### WHAT TO DO
Go through the listing and return every line with "money" in it.

### SUPPLIED MATERIAL
►
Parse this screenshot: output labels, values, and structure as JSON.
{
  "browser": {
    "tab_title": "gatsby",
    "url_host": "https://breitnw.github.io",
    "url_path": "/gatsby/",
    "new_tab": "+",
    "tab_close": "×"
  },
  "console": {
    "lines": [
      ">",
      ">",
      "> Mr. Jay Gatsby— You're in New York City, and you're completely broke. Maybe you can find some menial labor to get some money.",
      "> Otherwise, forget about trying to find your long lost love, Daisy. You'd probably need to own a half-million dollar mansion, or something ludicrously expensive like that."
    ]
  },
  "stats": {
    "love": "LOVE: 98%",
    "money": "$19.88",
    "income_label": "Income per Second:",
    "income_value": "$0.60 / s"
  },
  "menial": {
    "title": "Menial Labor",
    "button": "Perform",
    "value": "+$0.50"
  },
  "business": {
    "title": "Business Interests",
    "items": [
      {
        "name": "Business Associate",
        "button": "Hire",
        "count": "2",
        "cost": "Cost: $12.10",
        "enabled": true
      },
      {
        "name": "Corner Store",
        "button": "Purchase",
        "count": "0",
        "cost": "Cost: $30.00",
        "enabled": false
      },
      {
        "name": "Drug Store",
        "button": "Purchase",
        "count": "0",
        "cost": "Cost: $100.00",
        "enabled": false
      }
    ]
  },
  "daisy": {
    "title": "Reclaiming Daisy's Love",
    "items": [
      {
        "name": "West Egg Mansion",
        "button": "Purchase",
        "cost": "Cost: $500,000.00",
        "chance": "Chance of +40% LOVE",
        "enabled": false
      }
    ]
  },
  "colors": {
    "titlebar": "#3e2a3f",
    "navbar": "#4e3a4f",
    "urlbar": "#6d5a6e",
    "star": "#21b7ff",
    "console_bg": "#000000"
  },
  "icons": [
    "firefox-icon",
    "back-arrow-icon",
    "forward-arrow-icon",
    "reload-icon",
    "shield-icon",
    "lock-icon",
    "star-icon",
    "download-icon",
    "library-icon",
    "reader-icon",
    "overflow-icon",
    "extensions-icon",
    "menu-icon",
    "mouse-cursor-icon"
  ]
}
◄
### YOUR SOLUTION
      "> Mr. Jay Gatsby— You're in New York City, and you're completely broke. Maybe you can find some menial labor to get some money.",
    "money": "$19.88",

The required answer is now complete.